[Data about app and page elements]
....

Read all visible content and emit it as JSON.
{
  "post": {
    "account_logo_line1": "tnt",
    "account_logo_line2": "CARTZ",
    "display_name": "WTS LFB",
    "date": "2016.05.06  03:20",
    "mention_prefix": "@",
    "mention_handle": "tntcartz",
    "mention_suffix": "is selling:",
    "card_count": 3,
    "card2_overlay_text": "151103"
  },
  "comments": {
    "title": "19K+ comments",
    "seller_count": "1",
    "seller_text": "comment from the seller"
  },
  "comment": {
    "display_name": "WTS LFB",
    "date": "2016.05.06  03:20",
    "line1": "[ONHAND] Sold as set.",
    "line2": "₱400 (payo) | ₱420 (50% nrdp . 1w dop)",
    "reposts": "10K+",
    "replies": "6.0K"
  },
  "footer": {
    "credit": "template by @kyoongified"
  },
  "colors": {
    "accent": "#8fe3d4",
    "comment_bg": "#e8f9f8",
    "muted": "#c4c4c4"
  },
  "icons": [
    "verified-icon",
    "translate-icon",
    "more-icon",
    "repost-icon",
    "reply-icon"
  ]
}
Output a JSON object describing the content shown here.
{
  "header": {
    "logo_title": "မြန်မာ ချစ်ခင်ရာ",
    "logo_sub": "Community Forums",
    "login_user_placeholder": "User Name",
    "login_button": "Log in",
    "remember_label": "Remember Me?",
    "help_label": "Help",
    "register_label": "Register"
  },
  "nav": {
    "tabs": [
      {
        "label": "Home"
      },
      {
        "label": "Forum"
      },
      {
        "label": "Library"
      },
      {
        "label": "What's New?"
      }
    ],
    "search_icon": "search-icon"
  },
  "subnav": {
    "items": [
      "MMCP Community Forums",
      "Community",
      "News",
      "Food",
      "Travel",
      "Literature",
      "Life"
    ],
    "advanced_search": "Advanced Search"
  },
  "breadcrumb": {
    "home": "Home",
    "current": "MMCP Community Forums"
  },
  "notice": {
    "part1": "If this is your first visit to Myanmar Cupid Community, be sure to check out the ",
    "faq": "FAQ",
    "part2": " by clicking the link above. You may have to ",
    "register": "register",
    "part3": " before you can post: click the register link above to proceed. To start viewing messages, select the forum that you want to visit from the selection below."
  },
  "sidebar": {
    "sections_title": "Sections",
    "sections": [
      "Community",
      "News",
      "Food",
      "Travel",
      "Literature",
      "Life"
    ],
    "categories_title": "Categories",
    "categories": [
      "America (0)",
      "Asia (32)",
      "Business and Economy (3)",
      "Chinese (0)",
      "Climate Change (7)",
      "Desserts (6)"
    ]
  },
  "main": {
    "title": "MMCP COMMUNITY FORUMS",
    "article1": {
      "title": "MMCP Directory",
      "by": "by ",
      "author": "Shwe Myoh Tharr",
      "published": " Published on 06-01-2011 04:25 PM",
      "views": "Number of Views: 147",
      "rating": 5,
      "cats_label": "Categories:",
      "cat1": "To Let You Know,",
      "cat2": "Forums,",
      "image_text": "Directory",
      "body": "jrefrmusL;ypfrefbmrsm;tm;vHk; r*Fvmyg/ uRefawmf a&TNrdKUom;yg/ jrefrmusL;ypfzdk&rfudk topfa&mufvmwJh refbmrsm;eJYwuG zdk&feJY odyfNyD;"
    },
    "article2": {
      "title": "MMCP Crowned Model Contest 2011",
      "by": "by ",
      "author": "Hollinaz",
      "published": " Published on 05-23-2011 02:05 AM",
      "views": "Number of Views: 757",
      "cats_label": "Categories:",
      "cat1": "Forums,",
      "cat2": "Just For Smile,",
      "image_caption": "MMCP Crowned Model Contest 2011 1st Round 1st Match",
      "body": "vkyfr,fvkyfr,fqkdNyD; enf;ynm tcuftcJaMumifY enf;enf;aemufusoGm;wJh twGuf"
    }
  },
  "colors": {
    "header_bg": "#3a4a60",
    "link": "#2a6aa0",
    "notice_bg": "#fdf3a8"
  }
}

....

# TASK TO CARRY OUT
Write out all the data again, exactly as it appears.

# THE COMPLETED TASK
Read all visible content and emit it as JSON.
{
  "post": {
    "account_logo_line1": "tnt",
    "account_logo_line2": "CARTZ",
    "display_name": "WTS LFB",
    "date": "2016.05.06  03:20",
    "mention_prefix": "@",
    "mention_handle": "tntcartz",
    "mention_suffix": "is selling:",
    "card_count": 3,
    "card2_overlay_text": "151103"
  },
  "comments": {
    "title": "19K+ comments",
    "seller_count": "1",
    "seller_text": "comment from the seller"
  },
  "comment": {
    "display_name": "WTS LFB",
    "date": "2016.05.06  03:20",
    "line1": "[ONHAND] Sold as set.",
    "line2": "₱400 (payo) | ₱420 (50% nrdp . 1w dop)",
    "reposts": "10K+",
    "replies": "6.0K"
  },
  "footer": {
    "credit": "template by @kyoongified"
  },
  "colors": {
    "accent": "#8fe3d4",
    "comment_bg": "#e8f9f8",
    "muted": "#c4c4c4"
  },
  "icons": [
    "verified-icon",
    "translate-icon",
    "more-icon",
    "repost-icon",
    "reply-icon"
  ]
}
Output a JSON object describing the content shown here.
{
  "header": {
    "logo_title": "မြန်မာ ချစ်ခင်ရာ",
    "logo_sub": "Community Forums",
    "login_user_placeholder": "User Name",
    "login_button": "Log in",
    "remember_label": "Remember Me?",
    "help_label": "Help",
    "register_label": "Register"
  },
  "nav": {
    "tabs": [
      {
        "label": "Home"
      },
      {
        "label": "Forum"
      },
      {
        "label": "Library"
      },
      {
        "label": "What's New?"
      }
    ],
    "search_icon": "search-icon"
  },
  "subnav": {
    "items": [
      "MMCP Community Forums",
      "Community",
      "News",
      "Food",
      "Travel",
      "Literature",
      "Life"
    ],
    "advanced_search": "Advanced Search"
  },
  "breadcrumb": {
    "home": "Home",
    "current": "MMCP Community Forums"
  },
  "notice": {
    "part1": "If this is your first visit to Myanmar Cupid Community, be sure to check out the ",
    "faq": "FAQ",
    "part2": " by clicking the link above. You may have to ",
    "register": "register",
    "part3": " before you can post: click the register link above to proceed. To start viewing messages, select the forum that you want to visit from the selection below."
  },
  "sidebar": {
    "sections_title": "Sections",
    "sections": [
      "Community",
      "News",
      "Food",
      "Travel",
      "Literature",
      "Life"
    ],
    "categories_title": "Categories",
    "categories": [
      "America (0)",
      "Asia (32)",
      "Business and Economy (3)",
      "Chinese (0)",
      "Climate Change (7)",
      "Desserts (6)"
    ]
  },
  "main": {
    "title": "MMCP COMMUNITY FORUMS",
    "article1": {
      "title": "MMCP Directory",
      "by": "by ",
      "author": "Shwe Myoh Tharr",
      "published": " Published on 06-01-2011 04:25 PM",
      "views": "Number of Views: 147",
      "rating": 5,
      "cats_label": "Categories:",
      "cat1": "To Let You Know,",
      "cat2": "Forums,",
      "image_text": "Directory",
      "body": "jrefrmusL;ypfrefbmrsm;tm;vHk; r*Fvmyg/ uRefawmf a&TNrdKUom;yg/ jrefrmusL;ypfzdk&rfudk topfa&mufvmwJh refbmrsm;eJYwuG zdk&feJY odyfNyD;"
    },
    "article2": {
      "title": "MMCP Crowned Model Contest 2011",
      "by": "by ",
      "author": "Hollinaz",
      "published": " Published on 05-23-2011 02:05 AM",
      "views": "Number of Views: 757",
      "cats_label": "Categories:",
      "cat1": "Forums,",
      "cat2": "Just For Smile,",
      "image_caption": "MMCP Crowned Model Contest 2011 1st Round 1st Match",
      "body": "vkyfr,fvkyfr,fqkdNyD; enf;ynm tcuftcJaMumifY enf;enf;aemufusoGm;wJh twGuf"
    }
  },
  "colors": {
    "header_bg": "#3a4a60",
    "link": "#2a6aa0",
    "notice_bg": "#fdf3a8"
  }
}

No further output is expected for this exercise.